When you think of a witch, what kind of person do you imagine stirring a cauldron bubbling and boiling with trouble?

Woody Allen might conjure up a Harvey Weinstein or his equivalent, as he warned of “a witch hunt atmosphere” in the wake of the film executive’s sexual misconduct scandal. Men have been accused of witchcraft. But throughout most of history and pop culture, it’s predominantly been women at the fringes of society — poor women, older women, childless women, widows — cast as witches.

Hundreds of years ago, being called a witch could get you burned alive. Now women voluntarily call themselves witches as a way of asserting their power and independence.

As far back as the Bible, Exodus cautions that witches should not be allowed to live. Historian Jone Johnson Lewis says the height of European executions for witchcraft was from 1580 to 1650. In the United States, the Salem witch trials followed not long after. In the late 17th century, England’s rulers had just fought with France in the American colonies, unleashing refugees who strained the economy in Salem and fueled a general sense of paranoia. The community was looking for scapegoats.

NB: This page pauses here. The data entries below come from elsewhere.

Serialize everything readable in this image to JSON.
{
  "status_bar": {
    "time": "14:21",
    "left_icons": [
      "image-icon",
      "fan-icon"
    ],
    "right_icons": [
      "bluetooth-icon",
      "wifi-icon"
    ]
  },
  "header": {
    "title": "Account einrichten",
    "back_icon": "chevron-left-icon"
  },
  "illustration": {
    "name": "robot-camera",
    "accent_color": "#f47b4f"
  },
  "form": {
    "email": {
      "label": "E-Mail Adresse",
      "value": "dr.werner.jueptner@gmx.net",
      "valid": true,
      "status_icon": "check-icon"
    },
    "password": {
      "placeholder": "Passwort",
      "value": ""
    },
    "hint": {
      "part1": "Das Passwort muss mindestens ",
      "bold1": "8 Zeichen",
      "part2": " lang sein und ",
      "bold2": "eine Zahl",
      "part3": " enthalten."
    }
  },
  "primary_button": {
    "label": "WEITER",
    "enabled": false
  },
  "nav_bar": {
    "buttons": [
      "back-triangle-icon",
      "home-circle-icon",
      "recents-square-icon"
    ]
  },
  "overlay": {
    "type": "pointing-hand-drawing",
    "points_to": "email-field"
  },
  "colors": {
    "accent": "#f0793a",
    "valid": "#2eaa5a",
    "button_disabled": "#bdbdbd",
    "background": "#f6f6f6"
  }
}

So what did it take to get suspected as a witch? Historian Marilynne K. Roach, author of “Six Women of Salem: The Untold Story of the Accused and Their Accusers in the Salem Witch Trials,” cites nine traits that could mark someone as potentially tighter with the devil than with God: being female; middle aged; an English Puritan; of low social position; stubborn or contentious; related to someone suspected of witchcraft; a person with few or no children; accused of theft or slander; or ratted out by a confessed witch.

Overall, being at the margins of society marked someone as potentially untrustworthy. Not having children could make you a suspicious character because “neighbors suffering misfortune might think you were attacking their larger families from jealousy,” Roach writes. “Being too often dependent on the neighbors’ help could cause them to resent you,” she adds in describing why poor women were often singled out as witches.

Without husbands to defend them, widows or unmarried women were especially vulnerable when accused of witchcraft. “They were more likely to be reliant on their neighbors for material assistance,” according to a 2001 article on witchcraft and old women in early modern Germany. “When this aid was refused … the anger of the spurned woman was understood as the cause of certain misfortunes suffered by her wealthier neighbours as a result of the guilt the latter felt at having failed to fulfill their traditional benevolent obligations.”

However, for decades now, women have been embracing the persona of the witch, converting it from a slur to an assertion of their power in the face of male dominance. In the 1960s, women dressed up as witches to protest Wall Street, beauty pageants and Playboy Clubs. Today women dress as witches to protest anti-abortion policies. On a recent episode of the “Broad City,” comedians Abbi Jacobson and Ilana Glazer invoke witchcraft as their way of protesting the Trump era.

Writer Lindy West, a woman who is not at all worried about being branded “contentious,” has fired back at Allen in a New York Times column, saying: “Sure, if you insist, it’s a witch hunt. I’m a witch, and I’m hunting you.” By speaking out about long-held secrets of sexual harassment, women are no longer remaining silent against more-powerful men. Their power is growing with each woman who pipes up.

This ongoing quest to flip the power differential is exactly why contemporary women love witches, Anne Theriault posits in a 2016 essay in the Establishment, writing that “to be a witch is to be a woman with power in a world where women are often otherwise powerless.” Maybe that’s done by speaking out where they had once been silent, or by the makeup they wear: “Black or dark purple lipstick might currently be in vogue, but on some level they subvert traditional feminine beauty standards and the ability to subvert or reject the status quo often confers a sense of power,” Theriault writes. “To grow your own kitchen herbs and have some knowledge of herb lore are powerful in the sense that the ability to provide for yourself — even on a small scale — is a type of power.”

In her 2016 book “Spinster,” Kate Bolick also links self-sufficiency with witchcraft. In recalling her early 20s, when she was working several jobs on her way to a writing career, she fondly remembers how she would bicycle home from her restaurant gig, her pockets stuffed with cash from tips, reciting the first stanza of the Anne Sexton poem, “Her Kind”:

I have gone out, a possessed witch,
haunting the black air, braver at night;
dreaming evil, I have done my hitch
over the plain houses, light by light:
lonely thing, twelve-fingered, out of mind.
A woman like that is not a woman, quite.
I have been her kind.

Bolick writes that she doesn’t know why she became entranced by that poem.

But I’ll take a guess. Her book is all about the wealth of opportunities open to women who delay marriage and childbearing, or pass it up altogether. These days, it’s possible to be contentious and stubborn and not have to worry about being called a witch. Sure, the online trolls are bad, but they’re the ones who end up looking more malevolent. It’s possible to make a living and a make life on your own, cycling home in the dark of night, pockets stuffed with your earnings. Considering how far women have come since the days they were hunted as witches, and since 1966 when Sexton wrote those words, on good days that transformation does resemble sorcery.